This XT6/SeaStar2+ super will be installed sometime during the second half of 2010, which means Cray has a chance of booking at least some of that $47m in revenues this year, which the company is very keen on doing with sales in a slump until its next-generation "Gemini" interconnect appears — and it's not due until early in the third quarter. As El Reg previously reported, Cray is only expecting to book around $30m in revenues in the second quarter and around $50m in the third quarter as companies await its next-generation "Baker" systems, which will marry the XT6 blades to the Gemini interconnect. Cray has been a bit mysterious about the Gemini interconnect, but presumably it pairs up multiple SeaStars and doubles up the bandwidth and node connectivity.

In the second phase of the CMRS contract with NOAA, the existing XT6 box will be upgraded to a Baker system and a second Baker box will be dropped in as well. This second phase is not expected to be completed until 2011.

Additional upgrades are planned for the CMRS machine in 2012, no doubt including a shift to whatever "Bulldozer" Opterons are current at the time — AMD is expected to ship its 16-core "Interlagos" Opterons, presumably to be called the Opteron 6200s. In 2012, AMD will put out a new chipset and possibly a new socket (comprising a new platform) as well as a new chip, presumably the Opteron 6300, which gets iterated in 2013, to what we will call the Opteron 6400.

If core counts keep growing at the current rates, the 2012 chip that might end up in the CMRS system should have 24-core sockets and probably eight sockets per blade. If this turns out to be true, then within the same footprint, this future CMRS box should have twice the cores as the initial XT6 blade box. And if Gemini is really two SeaStar2+ interconnects linked together, this would then be a balanced system.
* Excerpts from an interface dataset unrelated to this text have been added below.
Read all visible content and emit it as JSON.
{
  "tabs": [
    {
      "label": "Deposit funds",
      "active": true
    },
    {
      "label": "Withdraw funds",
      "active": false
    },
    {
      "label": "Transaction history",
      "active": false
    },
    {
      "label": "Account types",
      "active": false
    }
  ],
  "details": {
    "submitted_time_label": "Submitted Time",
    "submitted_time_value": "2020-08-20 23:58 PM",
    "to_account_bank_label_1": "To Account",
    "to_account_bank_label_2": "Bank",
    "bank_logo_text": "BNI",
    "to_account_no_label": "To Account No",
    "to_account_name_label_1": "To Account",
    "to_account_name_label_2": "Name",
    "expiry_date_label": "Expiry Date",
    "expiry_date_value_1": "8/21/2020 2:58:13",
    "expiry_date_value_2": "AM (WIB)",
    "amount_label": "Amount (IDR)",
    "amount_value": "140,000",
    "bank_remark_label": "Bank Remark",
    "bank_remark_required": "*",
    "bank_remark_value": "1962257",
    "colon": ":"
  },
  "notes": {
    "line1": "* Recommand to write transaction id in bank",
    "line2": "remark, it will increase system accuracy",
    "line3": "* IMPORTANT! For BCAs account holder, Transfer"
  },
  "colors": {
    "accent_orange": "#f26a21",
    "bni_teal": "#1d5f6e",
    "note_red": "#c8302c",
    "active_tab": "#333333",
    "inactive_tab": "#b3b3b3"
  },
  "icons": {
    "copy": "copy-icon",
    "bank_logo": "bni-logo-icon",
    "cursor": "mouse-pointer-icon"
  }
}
By the way, the NOAA deal is one of the two big ones that Cray said were in the middle of being negotiated for a combined value of $90m when it reported its first quarter financial results earlier in May. That leaves another $43m deal to be closed to keep Cray on track to hit its goal of between $305m and $325m in sales and profitability in 2010. Cray has to book about $200m in revenues in Q4 to hit these targets — a tough but doable proposition, provided the Baker systems and their Gemini interconnect perform as expected, and customers accept the boxes and therefore cut Cray the checks.

Cray did not say how powerful the initial or final CMRS system would be in terms of petaflops, but based on recent XT6 deals, $45m or so gets you something on the order of 1 petaflop. ®

Beginner's guide to SSL certificates

More from The Register

next story
Ellison: Sparc M7 is Oracle's most important silicon EVER
'Acceleration engines' key to performance, security, Larry says
Oracle SHELLSHOCKER - data titan lists unpatchables
Database kingpin lists 32 products that can't be patched (yet) as GNU fixes second vuln
Lenovo to finish $2.1bn IBM x86 server gobble in October
A lighter snack than expected – but what's a few $100m between friends, eh?
Ello? ello? ello?: Facebook challenger in DDoS KNOCKOUT
Gets back up again after half an hour though
Troll hunter Rackspace turns Rotatable's bizarro patent to stone
News of the Weird: Screen-rotating technology declared unpatentable
prev story

Whitepapers

Forging a new future with identity relationship management
Learn about ForgeRock's next generation IRM platform and how it is designed to empower CEOS's and enterprises to engage with consumers.
Storage capacity and performance optimization at Mizuno USA
Mizuno USA turn to Tegile storage technology to solve both their SAN and backup issues.
The next step in data security
With recent increased privacy concerns and computers becoming more powerful, the chance of hackers being able to crack smaller-sized RSA keys increases.
Security for virtualized datacentres
Legacy security solutions are inefficient due to the architectural differences between physical and virtual environments.
A strategic approach to identity relationship management
ForgeRock commissioned Forrester to evaluate companies’ IAM practices and requirements when it comes to customer-facing scenarios versus employee-facing ones.